Show every line of the data below that includes the word "step".

[Dataset rows describing interfaces]
━━━━━━━━
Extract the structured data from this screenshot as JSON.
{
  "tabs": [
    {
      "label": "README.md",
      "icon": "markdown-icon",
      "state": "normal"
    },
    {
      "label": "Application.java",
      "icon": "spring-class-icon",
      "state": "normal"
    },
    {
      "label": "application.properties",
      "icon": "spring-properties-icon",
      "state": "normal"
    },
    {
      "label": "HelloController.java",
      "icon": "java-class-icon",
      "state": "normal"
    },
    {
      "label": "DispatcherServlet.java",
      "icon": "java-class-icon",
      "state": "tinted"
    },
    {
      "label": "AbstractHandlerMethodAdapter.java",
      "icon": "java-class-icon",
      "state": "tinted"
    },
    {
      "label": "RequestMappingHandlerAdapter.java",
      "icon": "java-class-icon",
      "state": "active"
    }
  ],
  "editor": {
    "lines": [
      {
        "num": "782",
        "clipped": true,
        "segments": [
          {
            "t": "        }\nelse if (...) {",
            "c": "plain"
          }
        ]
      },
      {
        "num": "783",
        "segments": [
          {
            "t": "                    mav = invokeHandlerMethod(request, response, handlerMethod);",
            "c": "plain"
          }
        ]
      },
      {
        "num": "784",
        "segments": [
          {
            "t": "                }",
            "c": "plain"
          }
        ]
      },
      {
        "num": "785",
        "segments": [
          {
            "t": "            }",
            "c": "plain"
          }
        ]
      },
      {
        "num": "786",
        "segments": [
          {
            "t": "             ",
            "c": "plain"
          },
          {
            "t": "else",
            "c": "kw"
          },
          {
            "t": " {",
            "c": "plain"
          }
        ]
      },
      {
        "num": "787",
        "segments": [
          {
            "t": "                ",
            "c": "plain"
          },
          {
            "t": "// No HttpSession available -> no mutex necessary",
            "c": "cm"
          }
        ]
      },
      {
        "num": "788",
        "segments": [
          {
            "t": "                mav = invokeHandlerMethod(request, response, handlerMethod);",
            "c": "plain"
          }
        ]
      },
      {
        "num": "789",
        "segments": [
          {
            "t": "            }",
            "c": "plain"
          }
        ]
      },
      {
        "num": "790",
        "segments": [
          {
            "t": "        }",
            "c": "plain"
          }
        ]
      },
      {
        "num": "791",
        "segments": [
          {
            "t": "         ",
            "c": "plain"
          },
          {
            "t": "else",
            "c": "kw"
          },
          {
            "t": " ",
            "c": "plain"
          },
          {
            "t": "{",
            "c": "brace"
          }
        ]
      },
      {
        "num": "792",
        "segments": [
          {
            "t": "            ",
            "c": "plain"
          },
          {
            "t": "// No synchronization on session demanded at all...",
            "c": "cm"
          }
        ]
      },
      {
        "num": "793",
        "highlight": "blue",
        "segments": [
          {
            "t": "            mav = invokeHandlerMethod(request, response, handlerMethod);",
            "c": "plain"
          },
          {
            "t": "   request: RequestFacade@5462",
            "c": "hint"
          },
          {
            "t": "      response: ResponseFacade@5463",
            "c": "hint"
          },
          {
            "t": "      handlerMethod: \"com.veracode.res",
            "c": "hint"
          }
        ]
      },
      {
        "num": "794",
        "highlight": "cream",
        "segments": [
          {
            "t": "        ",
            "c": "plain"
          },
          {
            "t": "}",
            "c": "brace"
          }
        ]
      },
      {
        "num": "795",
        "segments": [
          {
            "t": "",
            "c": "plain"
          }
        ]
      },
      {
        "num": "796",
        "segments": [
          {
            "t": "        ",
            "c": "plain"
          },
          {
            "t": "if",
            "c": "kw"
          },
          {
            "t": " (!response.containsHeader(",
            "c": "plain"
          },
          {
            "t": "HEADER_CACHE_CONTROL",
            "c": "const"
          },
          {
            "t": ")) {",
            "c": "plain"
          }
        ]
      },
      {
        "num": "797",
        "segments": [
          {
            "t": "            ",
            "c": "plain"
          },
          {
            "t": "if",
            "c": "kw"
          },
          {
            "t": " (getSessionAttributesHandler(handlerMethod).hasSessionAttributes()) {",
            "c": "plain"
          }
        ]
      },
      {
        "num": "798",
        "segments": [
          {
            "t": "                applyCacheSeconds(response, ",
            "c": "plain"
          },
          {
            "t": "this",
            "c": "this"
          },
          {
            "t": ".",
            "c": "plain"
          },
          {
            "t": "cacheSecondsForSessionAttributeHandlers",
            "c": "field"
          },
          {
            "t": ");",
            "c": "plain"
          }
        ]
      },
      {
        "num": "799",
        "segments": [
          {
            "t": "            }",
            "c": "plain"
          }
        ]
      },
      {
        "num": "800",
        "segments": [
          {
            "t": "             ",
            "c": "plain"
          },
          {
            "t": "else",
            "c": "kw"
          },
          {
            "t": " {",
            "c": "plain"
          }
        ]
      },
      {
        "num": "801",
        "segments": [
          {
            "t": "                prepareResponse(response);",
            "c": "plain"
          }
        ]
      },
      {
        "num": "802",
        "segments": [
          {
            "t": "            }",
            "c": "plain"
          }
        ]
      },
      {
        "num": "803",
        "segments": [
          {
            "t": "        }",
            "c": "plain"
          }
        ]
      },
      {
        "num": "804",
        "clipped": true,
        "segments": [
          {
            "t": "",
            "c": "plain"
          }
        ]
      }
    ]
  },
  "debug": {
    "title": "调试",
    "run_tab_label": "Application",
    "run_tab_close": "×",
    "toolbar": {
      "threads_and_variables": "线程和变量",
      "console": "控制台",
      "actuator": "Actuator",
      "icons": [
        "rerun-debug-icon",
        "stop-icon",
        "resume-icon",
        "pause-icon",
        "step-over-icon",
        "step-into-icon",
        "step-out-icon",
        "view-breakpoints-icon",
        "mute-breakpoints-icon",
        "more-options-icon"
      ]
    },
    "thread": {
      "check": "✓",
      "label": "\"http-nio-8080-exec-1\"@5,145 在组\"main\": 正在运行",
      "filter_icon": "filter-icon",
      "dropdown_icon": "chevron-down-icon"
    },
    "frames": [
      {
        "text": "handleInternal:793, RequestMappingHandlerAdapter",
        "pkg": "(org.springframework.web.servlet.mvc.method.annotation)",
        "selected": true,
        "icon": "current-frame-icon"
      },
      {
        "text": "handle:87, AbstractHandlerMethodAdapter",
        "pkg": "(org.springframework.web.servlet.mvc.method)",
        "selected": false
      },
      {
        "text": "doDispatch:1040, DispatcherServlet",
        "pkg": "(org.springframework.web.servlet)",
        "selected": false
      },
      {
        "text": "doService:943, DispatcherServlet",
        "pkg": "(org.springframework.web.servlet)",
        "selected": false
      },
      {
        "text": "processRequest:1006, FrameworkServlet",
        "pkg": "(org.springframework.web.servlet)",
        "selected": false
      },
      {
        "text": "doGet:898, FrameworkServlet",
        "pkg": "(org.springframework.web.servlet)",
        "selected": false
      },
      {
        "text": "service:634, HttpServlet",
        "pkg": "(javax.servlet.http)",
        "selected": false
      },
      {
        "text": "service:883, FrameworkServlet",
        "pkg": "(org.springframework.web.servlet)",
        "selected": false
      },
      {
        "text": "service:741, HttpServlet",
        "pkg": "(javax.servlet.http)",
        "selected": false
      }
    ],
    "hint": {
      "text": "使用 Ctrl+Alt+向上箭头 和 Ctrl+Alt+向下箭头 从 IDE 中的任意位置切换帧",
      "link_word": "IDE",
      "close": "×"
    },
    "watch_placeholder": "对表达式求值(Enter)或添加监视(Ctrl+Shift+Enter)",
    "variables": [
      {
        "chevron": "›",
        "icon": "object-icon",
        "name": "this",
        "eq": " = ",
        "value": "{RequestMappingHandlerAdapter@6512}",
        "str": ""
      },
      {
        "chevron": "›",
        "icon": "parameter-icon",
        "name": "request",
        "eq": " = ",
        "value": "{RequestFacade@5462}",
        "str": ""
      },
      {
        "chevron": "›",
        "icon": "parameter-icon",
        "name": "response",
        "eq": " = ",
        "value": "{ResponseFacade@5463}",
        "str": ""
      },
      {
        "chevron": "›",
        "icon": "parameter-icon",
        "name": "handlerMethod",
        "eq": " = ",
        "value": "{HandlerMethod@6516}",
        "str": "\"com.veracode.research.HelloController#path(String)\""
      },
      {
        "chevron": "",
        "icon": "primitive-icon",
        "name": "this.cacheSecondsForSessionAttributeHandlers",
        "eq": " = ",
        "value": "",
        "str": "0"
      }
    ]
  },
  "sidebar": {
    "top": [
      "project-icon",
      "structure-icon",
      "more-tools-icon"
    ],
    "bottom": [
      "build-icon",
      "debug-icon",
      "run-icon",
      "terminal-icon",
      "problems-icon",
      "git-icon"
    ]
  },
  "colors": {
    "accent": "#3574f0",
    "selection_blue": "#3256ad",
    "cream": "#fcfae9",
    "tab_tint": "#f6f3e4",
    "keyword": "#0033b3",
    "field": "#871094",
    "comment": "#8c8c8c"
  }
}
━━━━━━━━
* [SOLUTION]:
        "step-over-icon",
        "step-into-icon",
        "step-out-icon",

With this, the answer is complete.